What you need to do -
The answer is every line of the records that holds the word "true", copied in full.

(Items from an interface collection)
= = = =

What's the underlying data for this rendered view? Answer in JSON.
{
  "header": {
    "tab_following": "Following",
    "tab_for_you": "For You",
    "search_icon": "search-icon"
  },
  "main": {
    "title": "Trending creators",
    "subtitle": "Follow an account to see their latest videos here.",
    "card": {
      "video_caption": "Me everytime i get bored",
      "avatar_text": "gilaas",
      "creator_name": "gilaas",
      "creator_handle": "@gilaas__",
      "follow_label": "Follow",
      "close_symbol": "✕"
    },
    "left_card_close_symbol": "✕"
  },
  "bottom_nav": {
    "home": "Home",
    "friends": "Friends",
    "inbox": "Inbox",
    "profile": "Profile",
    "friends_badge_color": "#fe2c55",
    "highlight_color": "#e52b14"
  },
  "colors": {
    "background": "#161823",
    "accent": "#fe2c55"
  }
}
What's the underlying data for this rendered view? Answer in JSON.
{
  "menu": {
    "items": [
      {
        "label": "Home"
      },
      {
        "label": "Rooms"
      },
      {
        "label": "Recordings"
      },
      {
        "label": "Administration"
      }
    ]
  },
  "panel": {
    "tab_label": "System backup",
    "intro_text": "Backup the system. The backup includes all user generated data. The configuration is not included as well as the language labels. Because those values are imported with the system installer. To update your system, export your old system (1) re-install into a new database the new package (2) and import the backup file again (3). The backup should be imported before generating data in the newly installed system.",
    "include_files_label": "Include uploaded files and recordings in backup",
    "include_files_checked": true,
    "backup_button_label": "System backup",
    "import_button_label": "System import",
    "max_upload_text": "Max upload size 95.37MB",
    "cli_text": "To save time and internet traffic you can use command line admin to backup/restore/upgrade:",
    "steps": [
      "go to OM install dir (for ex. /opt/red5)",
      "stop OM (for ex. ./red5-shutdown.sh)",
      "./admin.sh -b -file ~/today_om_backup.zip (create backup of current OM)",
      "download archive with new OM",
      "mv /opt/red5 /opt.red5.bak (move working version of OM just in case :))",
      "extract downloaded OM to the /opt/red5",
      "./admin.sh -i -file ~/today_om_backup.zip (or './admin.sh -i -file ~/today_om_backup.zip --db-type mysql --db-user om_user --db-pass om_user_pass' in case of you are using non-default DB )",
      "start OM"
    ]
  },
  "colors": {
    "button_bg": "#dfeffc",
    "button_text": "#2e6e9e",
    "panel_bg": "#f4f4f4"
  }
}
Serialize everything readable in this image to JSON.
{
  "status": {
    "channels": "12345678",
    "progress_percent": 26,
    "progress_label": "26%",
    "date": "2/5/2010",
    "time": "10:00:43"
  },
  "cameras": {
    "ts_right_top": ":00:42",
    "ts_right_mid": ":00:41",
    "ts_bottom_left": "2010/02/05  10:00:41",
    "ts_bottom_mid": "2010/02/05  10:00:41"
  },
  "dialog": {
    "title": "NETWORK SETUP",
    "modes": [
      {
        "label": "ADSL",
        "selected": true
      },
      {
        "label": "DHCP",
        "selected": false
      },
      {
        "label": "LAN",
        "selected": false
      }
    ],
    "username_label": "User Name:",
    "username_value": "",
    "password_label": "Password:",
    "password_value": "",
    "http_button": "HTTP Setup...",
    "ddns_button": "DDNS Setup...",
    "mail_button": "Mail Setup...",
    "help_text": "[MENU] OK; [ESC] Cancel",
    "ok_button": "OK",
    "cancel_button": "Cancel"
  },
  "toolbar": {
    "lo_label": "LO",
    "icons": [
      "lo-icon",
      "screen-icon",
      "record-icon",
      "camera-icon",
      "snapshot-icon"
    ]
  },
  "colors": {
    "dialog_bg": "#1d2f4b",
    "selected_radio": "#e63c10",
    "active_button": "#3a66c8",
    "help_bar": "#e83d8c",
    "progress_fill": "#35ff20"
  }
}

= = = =

Written solution -
    "include_files_checked": true,
        "selected": true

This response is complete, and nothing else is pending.